- Records shown:
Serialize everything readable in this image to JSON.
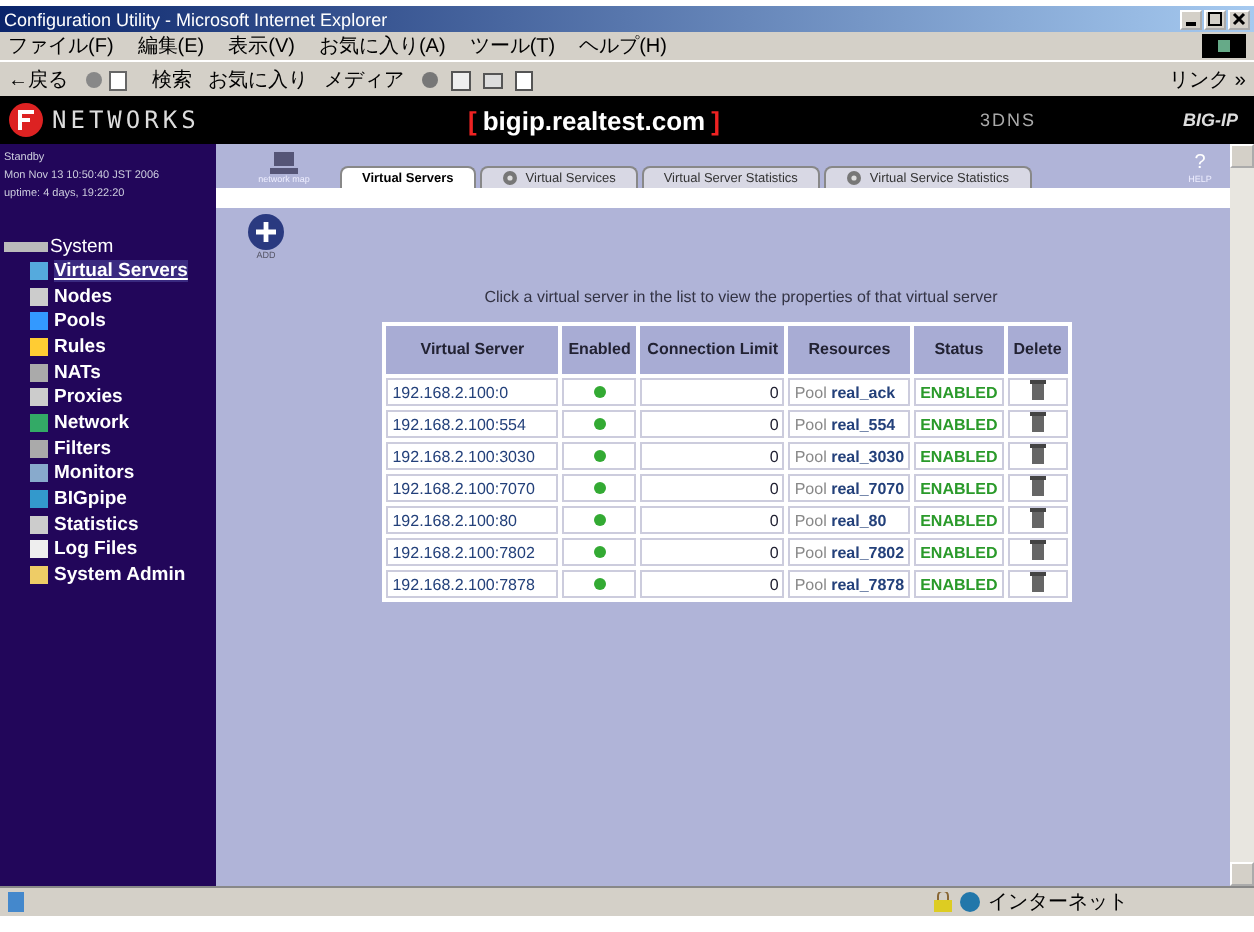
{
  "window": {
    "title": "Configuration Utility - Microsoft Internet Explorer"
  },
  "menu": [
    "ファイル(F)",
    "編集(E)",
    "表示(V)",
    "お気に入り(A)",
    "ツール(T)",
    "ヘルプ(H)"
  ],
  "toolbar": {
    "back": "←戻る",
    "search": "検索",
    "favorites": "お気に入り",
    "media": "メディア",
    "links": "リンク »"
  },
  "banner": {
    "bracket_open": "[",
    "host": "bigip.realtest.com",
    "bracket_close": "]",
    "left_logo": "NETWORKS",
    "right_1": "3DNS",
    "right_2": "BIG-IP"
  },
  "sidebar": {
    "info": [
      "Standby",
      "Mon Nov 13 10:50:40 JST 2006",
      "uptime: 4 days, 19:22:20"
    ],
    "tree": [
      {
        "label": "System",
        "selected": false,
        "children": [
          {
            "label": "Virtual Servers",
            "selected": true
          },
          {
            "label": "Nodes",
            "selected": false
          },
          {
            "label": "Pools",
            "selected": false
          },
          {
            "label": "Rules",
            "selected": false
          },
          {
            "label": "NATs",
            "selected": false
          },
          {
            "label": "Proxies",
            "selected": false
          },
          {
            "label": "Network",
            "selected": false
          },
          {
            "label": "Filters",
            "selected": false
          },
          {
            "label": "Monitors",
            "selected": false
          },
          {
            "label": "BIGpipe",
            "selected": false
          },
          {
            "label": "Statistics",
            "selected": false
          },
          {
            "label": "Log Files",
            "selected": false
          },
          {
            "label": "System Admin",
            "selected": false
          }
        ]
      }
    ]
  },
  "tabs": [
    {
      "label": "Virtual Servers",
      "selected": true,
      "icon": false
    },
    {
      "label": "Virtual Services",
      "selected": false,
      "icon": true
    },
    {
      "label": "Virtual Server Statistics",
      "selected": false,
      "icon": false
    },
    {
      "label": "Virtual Service Statistics",
      "selected": false,
      "icon": true
    }
  ],
  "add_button": "ADD",
  "help_icon": "?",
  "help_label": "HELP",
  "network_map_label": "network map",
  "instruction": "Click a virtual server in the list to view the properties of that virtual server",
  "table": {
    "columns": [
      "Virtual Server",
      "Enabled",
      "Connection Limit",
      "Resources",
      "Status",
      "Delete"
    ],
    "rows": [
      {
        "server": "192.168.2.100:0",
        "enabled": true,
        "limit": "0",
        "pool_prefix": "Pool",
        "pool": "real_ack",
        "status": "ENABLED"
      },
      {
        "server": "192.168.2.100:554",
        "enabled": true,
        "limit": "0",
        "pool_prefix": "Pool",
        "pool": "real_554",
        "status": "ENABLED"
      },
      {
        "server": "192.168.2.100:3030",
        "enabled": true,
        "limit": "0",
        "pool_prefix": "Pool",
        "pool": "real_3030",
        "status": "ENABLED"
      },
      {
        "server": "192.168.2.100:7070",
        "enabled": true,
        "limit": "0",
        "pool_prefix": "Pool",
        "pool": "real_7070",
        "status": "ENABLED"
      },
      {
        "server": "192.168.2.100:80",
        "enabled": true,
        "limit": "0",
        "pool_prefix": "Pool",
        "pool": "real_80",
        "status": "ENABLED"
      },
      {
        "server": "192.168.2.100:7802",
        "enabled": true,
        "limit": "0",
        "pool_prefix": "Pool",
        "pool": "real_7802",
        "status": "ENABLED"
      },
      {
        "server": "192.168.2.100:7878",
        "enabled": true,
        "limit": "0",
        "pool_prefix": "Pool",
        "pool": "real_7878",
        "status": "ENABLED"
      }
    ]
  },
  "status_bar": {
    "zone": "インターネット"
  }
}
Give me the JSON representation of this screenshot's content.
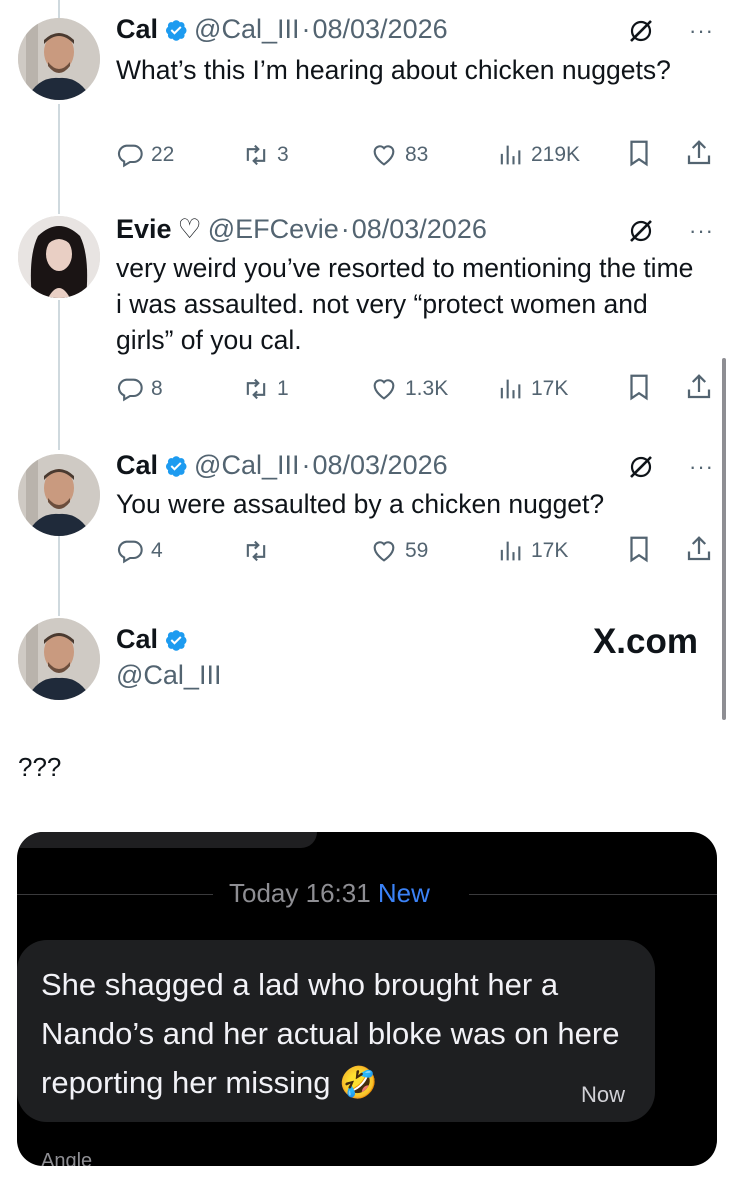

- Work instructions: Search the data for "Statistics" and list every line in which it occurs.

- Your solution:
            "label": "Statistics",
      "label": "Virtual Server Statistics",
      "label": "Virtual Service Statistics",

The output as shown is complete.